The communist party workers slouching against the walls of the party office in the sultry mid-day Tripura heat, stood up straight and stopped their chat session as the stern-faced, tall, bespectacled man dressed in a crisp white dhoti-kurta, strode into the room.
The man commanding the cadres’ awe was none other than 74-year-old Manik Sarkar, who had come to personify the Communist movement in the northeast, running the sole CPI(M)-led government in a difficult and turbulent region for 20 long years, before his party’s rule was ended by a BJP wave in 2018.
He was following a punishing schedule over the last several weeks, electioneering by foot and by jeep, over the hills and dales of Tripura, a state which has been described as a finger of land wrapped around Bangladesh’.
Despite his age, his party cannot afford the helicopters which ferry his rivals on their forays into the state. Nor can it allow the “old war-horse” as one of his colleagues described him, to retire from the campaign.
“I convinced my colleagues that new blood should be brought in (as) I have been contesting elections since 1979 and have been chief minister for 20 years,” he told PTI video in an interview, adding with a trace of a smile, “(However) I am there in the battlefield”.
For the average CPI(M) worker or supporter, Sarkar remains the ‘star campaigner’ for the entire Left Front, even though the big names of the CPI(M) – Sitaram Yechury, Brinda Karat and Mohammed Salim have been fielded in the state.
“Many common people and especially his party cadre look up to him for his probity in personal and political life and his straightforward behaviour,” explained Sekhar Dutta, political commentator on northeast and a former journalist.
Just five years back, newspapers were busy writing an epitaph for the CPI(M) in the region and describing Manik Sarkar as the last communist standing’.
However, a gruelling campaign by Sarkar and his comrades drawing large crowds shows the hammer and sickle on a red field is not yet dead here.
Despite the CPI(M) losing in the last assembly and national elections here, its vote bank has remained more or less intact. In the 2018 assembly elections, in the face of a Modi wave, six per cent of its vote share was eroded, but the party still retained a strong 42 per cent following among voters.
A resurgent youth and student wing is this time propelling the party to try to reclaim many of the seats it lost with leaders like Sarkar and his protege Jitendra Choudhary, the party’s tribal face, leading the campaign.
“Anti-incumbency worked against the CPI(M) in 2018. A deterioration in law and order, political violence and unfulfilled promises seem to be working against the BJP this time round, despite their road-building spree,” said Dutta.
The CPI(M) leader seems to agree. “The real fight this time is the fight for restoration of democracy, civil liberties as also (to create) jobs, income and increase purchasing power,” said Sarkar during the interview.
Sarkar during his term in office had earned an enviable reputation for the state with its literacy rate crossing 87 per cent besides a better than average rating on most health and social indicators.
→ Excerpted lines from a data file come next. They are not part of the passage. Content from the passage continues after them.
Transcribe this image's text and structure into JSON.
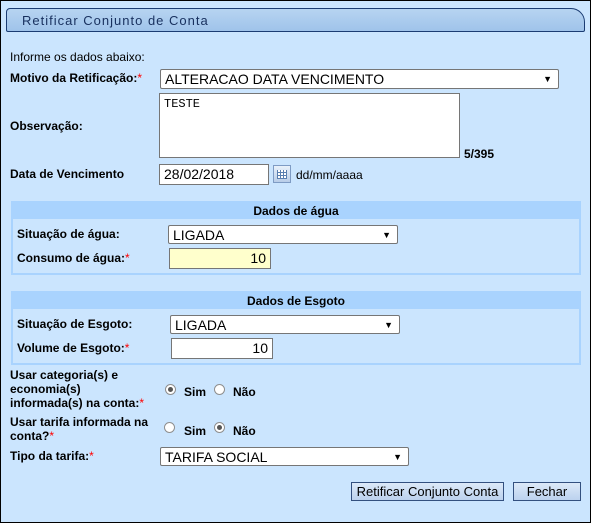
{
  "window": {
    "title": "Retificar Conjunto de Conta"
  },
  "form": {
    "intro": "Informe os dados abaixo:",
    "motivo": {
      "label": "Motivo da Retificação:",
      "required": "*",
      "value": "ALTERACAO DATA VENCIMENTO"
    },
    "observacao": {
      "label": "Observação:",
      "value": "TESTE",
      "counter": "5/395"
    },
    "vencimento": {
      "label": "Data de Vencimento",
      "value": "28/02/2018",
      "format": "dd/mm/aaaa"
    }
  },
  "agua": {
    "title": "Dados de água",
    "situacao": {
      "label": "Situação de água:",
      "value": "LIGADA"
    },
    "consumo": {
      "label": "Consumo de água:",
      "required": "*",
      "value": "10"
    }
  },
  "esgoto": {
    "title": "Dados de Esgoto",
    "situacao": {
      "label": "Situação de Esgoto:",
      "value": "LIGADA"
    },
    "volume": {
      "label": "Volume de Esgoto:",
      "required": "*",
      "value": "10"
    }
  },
  "categoria": {
    "label_lines": [
      "Usar categoria(s) e",
      "economia(s)",
      "informada(s) na conta:"
    ],
    "required": "*",
    "sim": "Sim",
    "nao": "Não",
    "selected": "Sim"
  },
  "tarifa": {
    "label_lines": [
      "Usar tarifa informada na",
      "conta?"
    ],
    "required": "*",
    "sim": "Sim",
    "nao": "Não",
    "selected": "Não"
  },
  "tipo_tarifa": {
    "label": "Tipo da tarifa:",
    "required": "*",
    "value": "TARIFA SOCIAL"
  },
  "buttons": {
    "submit": "Retificar Conjunto Conta",
    "close": "Fechar"
  },
  "colors": {
    "background": "#cbe5fe",
    "section_header": "#a9d3fe",
    "highlight_input": "#ffffcc"
  }
}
However, endemic problems such as lack of industry and trade in the landlocked state despite being just 70 kms away from a major port Chittagong- in Bangladesh, forcing most people to work for the state government (1.8 lakh out of a population of 40 lakh at last count) or migrate to the mainland in search of jobs remain and will possibly continue till India gets a port for the northeast.
The veteran Communist leader did try to get Tripura and the northeast, the outlet to the sea it needs by bolstering the central government’s diplomacy towards Bangladesh, offering Tripura’s share of gas-based power produced locally to the electricity-starved neighbour.
However, till date trade and transit with Bangladesh from the northeast remain a problem which affects the region’s economy and prospects for job creation.
Born in a middle-class family, Sarkar joined the Communist movement as a student activist while studying at the Maharaja Bir Bikram College and soon became a SFI office bearer and eventually at the young age of 23, a member of the state committee of the CPI(M).
After being elected MLA, he was made chief whip of the party in 1980. At the age of 49 he was made a member of the party’s politburo and also chief minister of the state.
Most of Sarkar’s life was spent fighting the Congress party, and with the second phase of insurgency in the state, which he successfully controlled by a combination of carrot and stick measures towards militants, though improving the lot of the tribals remains at best a work in progress.
This election of course has seen the Congress and CPI(M) joining hands to defeat the BJP, an incongruity that Sarkar readily admits. “It is true we have fought against each other (CPI(M) and Congress) on the basis of ideology But the RSS-BJP and their fascist rule have forced us to come together,” he said.
In case the combination manages to turn the electoral tables against BJP, the challenge will be for the two to work together as partners in a government, possibly a first of its kind.
Veteran leaders like Sarkar may then well have a new role to play, that of political peacemakers.